Task prompt:
Your task is to reproduce the entries below word for word.

── Exercise data ──

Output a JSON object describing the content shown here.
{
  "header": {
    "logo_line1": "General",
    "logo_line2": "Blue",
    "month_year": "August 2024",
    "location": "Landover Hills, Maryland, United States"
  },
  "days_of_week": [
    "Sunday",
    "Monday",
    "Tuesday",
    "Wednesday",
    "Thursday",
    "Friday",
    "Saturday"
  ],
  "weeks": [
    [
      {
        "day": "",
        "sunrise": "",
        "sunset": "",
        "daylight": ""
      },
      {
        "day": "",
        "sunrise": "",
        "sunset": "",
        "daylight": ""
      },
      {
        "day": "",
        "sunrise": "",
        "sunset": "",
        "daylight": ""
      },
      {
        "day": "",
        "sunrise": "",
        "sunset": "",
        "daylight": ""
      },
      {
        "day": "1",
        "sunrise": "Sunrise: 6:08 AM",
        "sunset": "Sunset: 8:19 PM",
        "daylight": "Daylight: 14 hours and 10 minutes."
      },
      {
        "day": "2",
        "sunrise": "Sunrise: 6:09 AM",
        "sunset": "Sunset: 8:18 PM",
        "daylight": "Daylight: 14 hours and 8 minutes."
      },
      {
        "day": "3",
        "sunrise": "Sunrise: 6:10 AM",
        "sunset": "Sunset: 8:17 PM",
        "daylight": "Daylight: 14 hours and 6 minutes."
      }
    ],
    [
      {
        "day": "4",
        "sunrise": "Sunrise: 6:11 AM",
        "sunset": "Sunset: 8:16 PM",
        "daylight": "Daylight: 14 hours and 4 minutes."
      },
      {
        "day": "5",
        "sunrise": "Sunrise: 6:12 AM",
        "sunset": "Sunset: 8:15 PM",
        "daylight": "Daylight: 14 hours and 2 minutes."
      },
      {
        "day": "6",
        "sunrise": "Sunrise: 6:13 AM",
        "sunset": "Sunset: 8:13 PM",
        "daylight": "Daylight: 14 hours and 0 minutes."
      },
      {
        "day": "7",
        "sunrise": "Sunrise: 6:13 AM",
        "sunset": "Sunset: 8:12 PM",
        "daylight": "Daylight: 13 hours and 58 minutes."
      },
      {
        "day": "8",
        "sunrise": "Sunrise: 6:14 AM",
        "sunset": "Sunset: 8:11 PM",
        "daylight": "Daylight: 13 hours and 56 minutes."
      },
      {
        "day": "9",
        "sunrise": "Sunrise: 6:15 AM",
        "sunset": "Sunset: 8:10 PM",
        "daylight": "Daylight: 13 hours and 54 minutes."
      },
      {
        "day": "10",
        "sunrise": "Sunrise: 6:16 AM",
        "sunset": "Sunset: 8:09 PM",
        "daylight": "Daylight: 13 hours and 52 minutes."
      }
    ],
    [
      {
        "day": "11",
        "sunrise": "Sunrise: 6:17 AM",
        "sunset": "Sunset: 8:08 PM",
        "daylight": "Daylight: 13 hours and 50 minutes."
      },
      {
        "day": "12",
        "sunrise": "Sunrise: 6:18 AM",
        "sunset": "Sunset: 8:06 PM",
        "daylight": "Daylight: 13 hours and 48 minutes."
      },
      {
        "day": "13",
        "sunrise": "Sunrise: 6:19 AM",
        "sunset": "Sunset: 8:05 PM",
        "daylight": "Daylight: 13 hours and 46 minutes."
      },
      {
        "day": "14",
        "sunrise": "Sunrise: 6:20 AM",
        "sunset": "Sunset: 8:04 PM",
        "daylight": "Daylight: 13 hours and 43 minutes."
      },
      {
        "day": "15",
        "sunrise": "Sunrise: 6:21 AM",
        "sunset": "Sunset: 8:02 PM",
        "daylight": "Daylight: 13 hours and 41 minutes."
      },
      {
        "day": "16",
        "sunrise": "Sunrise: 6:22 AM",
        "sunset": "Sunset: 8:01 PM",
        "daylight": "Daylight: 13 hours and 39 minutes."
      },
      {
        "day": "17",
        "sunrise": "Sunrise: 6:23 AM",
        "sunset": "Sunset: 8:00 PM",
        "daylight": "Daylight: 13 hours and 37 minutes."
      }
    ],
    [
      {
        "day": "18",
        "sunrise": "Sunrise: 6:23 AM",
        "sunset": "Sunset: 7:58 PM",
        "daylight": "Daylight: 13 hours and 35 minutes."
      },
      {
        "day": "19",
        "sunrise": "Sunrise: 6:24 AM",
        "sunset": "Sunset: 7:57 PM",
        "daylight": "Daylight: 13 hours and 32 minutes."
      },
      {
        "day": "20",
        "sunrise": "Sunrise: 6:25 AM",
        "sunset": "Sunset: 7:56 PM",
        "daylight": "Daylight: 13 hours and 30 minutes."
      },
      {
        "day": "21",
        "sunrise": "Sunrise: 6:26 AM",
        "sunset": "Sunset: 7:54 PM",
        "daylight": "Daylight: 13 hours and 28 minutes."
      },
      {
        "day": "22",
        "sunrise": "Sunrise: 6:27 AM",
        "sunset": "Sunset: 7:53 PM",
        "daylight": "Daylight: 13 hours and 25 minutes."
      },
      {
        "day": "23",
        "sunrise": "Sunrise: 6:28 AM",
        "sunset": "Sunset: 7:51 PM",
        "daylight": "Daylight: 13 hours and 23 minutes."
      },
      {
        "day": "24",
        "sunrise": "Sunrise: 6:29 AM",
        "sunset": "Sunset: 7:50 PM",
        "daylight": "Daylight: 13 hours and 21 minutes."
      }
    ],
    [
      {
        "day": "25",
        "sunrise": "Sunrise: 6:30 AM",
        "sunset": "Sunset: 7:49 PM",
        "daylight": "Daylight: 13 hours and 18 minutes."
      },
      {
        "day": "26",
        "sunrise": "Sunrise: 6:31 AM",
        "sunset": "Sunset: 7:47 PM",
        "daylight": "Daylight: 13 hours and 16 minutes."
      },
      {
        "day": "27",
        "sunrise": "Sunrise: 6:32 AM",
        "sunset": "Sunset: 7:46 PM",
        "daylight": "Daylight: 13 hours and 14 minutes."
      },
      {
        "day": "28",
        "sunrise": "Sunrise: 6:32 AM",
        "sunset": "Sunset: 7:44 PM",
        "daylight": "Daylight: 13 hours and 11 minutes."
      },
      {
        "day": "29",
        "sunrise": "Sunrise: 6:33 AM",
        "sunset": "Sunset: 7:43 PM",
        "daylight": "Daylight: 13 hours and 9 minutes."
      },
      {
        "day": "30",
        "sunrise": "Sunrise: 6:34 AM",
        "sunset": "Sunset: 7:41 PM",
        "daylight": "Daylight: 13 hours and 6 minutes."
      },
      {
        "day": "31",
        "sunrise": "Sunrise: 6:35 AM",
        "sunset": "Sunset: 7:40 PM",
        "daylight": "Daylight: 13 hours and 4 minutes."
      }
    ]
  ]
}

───

Exercise result:
Output a JSON object describing the content shown here.
{
  "header": {
    "logo_line1": "General",
    "logo_line2": "Blue",
    "month_year": "August 2024",
    "location": "Landover Hills, Maryland, United States"
  },
  "days_of_week": [
    "Sunday",
    "Monday",
    "Tuesday",
    "Wednesday",
    "Thursday",
    "Friday",
    "Saturday"
  ],
  "weeks": [
    [
      {
        "day": "",
        "sunrise": "",
        "sunset": "",
        "daylight": ""
      },
      {
        "day": "",
        "sunrise": "",
        "sunset": "",
        "daylight": ""
      },
      {
        "day": "",
        "sunrise": "",
        "sunset": "",
        "daylight": ""
      },
      {
        "day": "",
        "sunrise": "",
        "sunset": "",
        "daylight": ""
      },
      {
        "day": "1",
        "sunrise": "Sunrise: 6:08 AM",
        "sunset": "Sunset: 8:19 PM",
        "daylight": "Daylight: 14 hours and 10 minutes."
      },
      {
        "day": "2",
        "sunrise": "Sunrise: 6:09 AM",
        "sunset": "Sunset: 8:18 PM",
        "daylight": "Daylight: 14 hours and 8 minutes."
      },
      {
        "day": "3",
        "sunrise": "Sunrise: 6:10 AM",
        "sunset": "Sunset: 8:17 PM",
        "daylight": "Daylight: 14 hours and 6 minutes."
      }
    ],
    [
      {
        "day": "4",
        "sunrise": "Sunrise: 6:11 AM",
        "sunset": "Sunset: 8:16 PM",
        "daylight": "Daylight: 14 hours and 4 minutes."
      },
      {
        "day": "5",
        "sunrise": "Sunrise: 6:12 AM",
        "sunset": "Sunset: 8:15 PM",
        "daylight": "Daylight: 14 hours and 2 minutes."
      },
      {
        "day": "6",
        "sunrise": "Sunrise: 6:13 AM",
        "sunset": "Sunset: 8:13 PM",
        "daylight": "Daylight: 14 hours and 0 minutes."
      },
      {
        "day": "7",
        "sunrise": "Sunrise: 6:13 AM",
        "sunset": "Sunset: 8:12 PM",
        "daylight": "Daylight: 13 hours and 58 minutes."
      },
      {
        "day": "8",
        "sunrise": "Sunrise: 6:14 AM",
        "sunset": "Sunset: 8:11 PM",
        "daylight": "Daylight: 13 hours and 56 minutes."
      },
      {
        "day": "9",
        "sunrise": "Sunrise: 6:15 AM",
        "sunset": "Sunset: 8:10 PM",
        "daylight": "Daylight: 13 hours and 54 minutes."
      },
      {
        "day": "10",
        "sunrise": "Sunrise: 6:16 AM",
        "sunset": "Sunset: 8:09 PM",
        "daylight": "Daylight: 13 hours and 52 minutes."
      }
    ],
    [
      {
        "day": "11",
        "sunrise": "Sunrise: 6:17 AM",
        "sunset": "Sunset: 8:08 PM",
        "daylight": "Daylight: 13 hours and 50 minutes."
      },
      {
        "day": "12",
        "sunrise": "Sunrise: 6:18 AM",
        "sunset": "Sunset: 8:06 PM",
        "daylight": "Daylight: 13 hours and 48 minutes."
      },
      {
        "day": "13",
        "sunrise": "Sunrise: 6:19 AM",
        "sunset": "Sunset: 8:05 PM",
        "daylight": "Daylight: 13 hours and 46 minutes."
      },
      {
        "day": "14",
        "sunrise": "Sunrise: 6:20 AM",
        "sunset": "Sunset: 8:04 PM",
        "daylight": "Daylight: 13 hours and 43 minutes."
      },
      {
        "day": "15",
        "sunrise": "Sunrise: 6:21 AM",
        "sunset": "Sunset: 8:02 PM",
        "daylight": "Daylight: 13 hours and 41 minutes."
      },
      {
        "day": "16",
        "sunrise": "Sunrise: 6:22 AM",
        "sunset": "Sunset: 8:01 PM",
        "daylight": "Daylight: 13 hours and 39 minutes."
      },
      {
        "day": "17",
        "sunrise": "Sunrise: 6:23 AM",
        "sunset": "Sunset: 8:00 PM",
        "daylight": "Daylight: 13 hours and 37 minutes."
      }
    ],
    [
      {
        "day": "18",
        "sunrise": "Sunrise: 6:23 AM",
        "sunset": "Sunset: 7:58 PM",
        "daylight": "Daylight: 13 hours and 35 minutes."
      },
      {
        "day": "19",
        "sunrise": "Sunrise: 6:24 AM",
        "sunset": "Sunset: 7:57 PM",
        "daylight": "Daylight: 13 hours and 32 minutes."
      },
      {
        "day": "20",
        "sunrise": "Sunrise: 6:25 AM",
        "sunset": "Sunset: 7:56 PM",
        "daylight": "Daylight: 13 hours and 30 minutes."
      },
      {
        "day": "21",
        "sunrise": "Sunrise: 6:26 AM",
        "sunset": "Sunset: 7:54 PM",
        "daylight": "Daylight: 13 hours and 28 minutes."
      },
      {
        "day": "22",
        "sunrise": "Sunrise: 6:27 AM",
        "sunset": "Sunset: 7:53 PM",
        "daylight": "Daylight: 13 hours and 25 minutes."
      },
      {
        "day": "23",
        "sunrise": "Sunrise: 6:28 AM",
        "sunset": "Sunset: 7:51 PM",
        "daylight": "Daylight: 13 hours and 23 minutes."
      },
      {
        "day": "24",
        "sunrise": "Sunrise: 6:29 AM",
        "sunset": "Sunset: 7:50 PM",
        "daylight": "Daylight: 13 hours and 21 minutes."
      }
    ],
    [
      {
        "day": "25",
        "sunrise": "Sunrise: 6:30 AM",
        "sunset": "Sunset: 7:49 PM",
        "daylight": "Daylight: 13 hours and 18 minutes."
      },
      {
        "day": "26",
        "sunrise": "Sunrise: 6:31 AM",
        "sunset": "Sunset: 7:47 PM",
        "daylight": "Daylight: 13 hours and 16 minutes."
      },
      {
        "day": "27",
        "sunrise": "Sunrise: 6:32 AM",
        "sunset": "Sunset: 7:46 PM",
        "daylight": "Daylight: 13 hours and 14 minutes."
      },
      {
        "day": "28",
        "sunrise": "Sunrise: 6:32 AM",
        "sunset": "Sunset: 7:44 PM",
        "daylight": "Daylight: 13 hours and 11 minutes."
      },
      {
        "day": "29",
        "sunrise": "Sunrise: 6:33 AM",
        "sunset": "Sunset: 7:43 PM",
        "daylight": "Daylight: 13 hours and 9 minutes."
      },
      {
        "day": "30",
        "sunrise": "Sunrise: 6:34 AM",
        "sunset": "Sunset: 7:41 PM",
        "daylight": "Daylight: 13 hours and 6 minutes."
      },
      {
        "day": "31",
        "sunrise": "Sunrise: 6:35 AM",
        "sunset": "Sunset: 7:40 PM",
        "daylight": "Daylight: 13 hours and 4 minutes."
      }
    ]
  ]
}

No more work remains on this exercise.